--- Dataset extract Enclosed Below ---
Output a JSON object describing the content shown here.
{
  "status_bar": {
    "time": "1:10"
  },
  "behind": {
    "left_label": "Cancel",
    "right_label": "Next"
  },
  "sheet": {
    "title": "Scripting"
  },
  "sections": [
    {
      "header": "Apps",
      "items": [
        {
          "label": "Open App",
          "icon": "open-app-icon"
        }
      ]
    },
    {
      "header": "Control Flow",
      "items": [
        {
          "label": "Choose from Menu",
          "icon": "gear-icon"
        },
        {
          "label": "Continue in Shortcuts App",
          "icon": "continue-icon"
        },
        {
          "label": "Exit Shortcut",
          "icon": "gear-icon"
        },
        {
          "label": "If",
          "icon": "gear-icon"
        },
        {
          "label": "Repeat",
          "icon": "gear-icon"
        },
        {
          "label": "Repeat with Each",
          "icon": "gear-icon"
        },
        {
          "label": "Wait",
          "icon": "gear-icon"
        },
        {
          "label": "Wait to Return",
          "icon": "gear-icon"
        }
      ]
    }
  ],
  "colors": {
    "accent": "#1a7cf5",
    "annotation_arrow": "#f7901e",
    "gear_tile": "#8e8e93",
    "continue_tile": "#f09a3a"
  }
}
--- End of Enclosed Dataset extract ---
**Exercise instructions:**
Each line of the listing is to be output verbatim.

**Output of the task:**
Output a JSON object describing the content shown here.
{
  "status_bar": {
    "time": "1:10"
  },
  "behind": {
    "left_label": "Cancel",
    "right_label": "Next"
  },
  "sheet": {
    "title": "Scripting"
  },
  "sections": [
    {
      "header": "Apps",
      "items": [
        {
          "label": "Open App",
          "icon": "open-app-icon"
        }
      ]
    },
    {
      "header": "Control Flow",
      "items": [
        {
          "label": "Choose from Menu",
          "icon": "gear-icon"
        },
        {
          "label": "Continue in Shortcuts App",
          "icon": "continue-icon"
        },
        {
          "label": "Exit Shortcut",
          "icon": "gear-icon"
        },
        {
          "label": "If",
          "icon": "gear-icon"
        },
        {
          "label": "Repeat",
          "icon": "gear-icon"
        },
        {
          "label": "Repeat with Each",
          "icon": "gear-icon"
        },
        {
          "label": "Wait",
          "icon": "gear-icon"
        },
        {
          "label": "Wait to Return",
          "icon": "gear-icon"
        }
      ]
    }
  ],
  "colors": {
    "accent": "#1a7cf5",
    "annotation_arrow": "#f7901e",
    "gear_tile": "#8e8e93",
    "continue_tile": "#f09a3a"
  }
}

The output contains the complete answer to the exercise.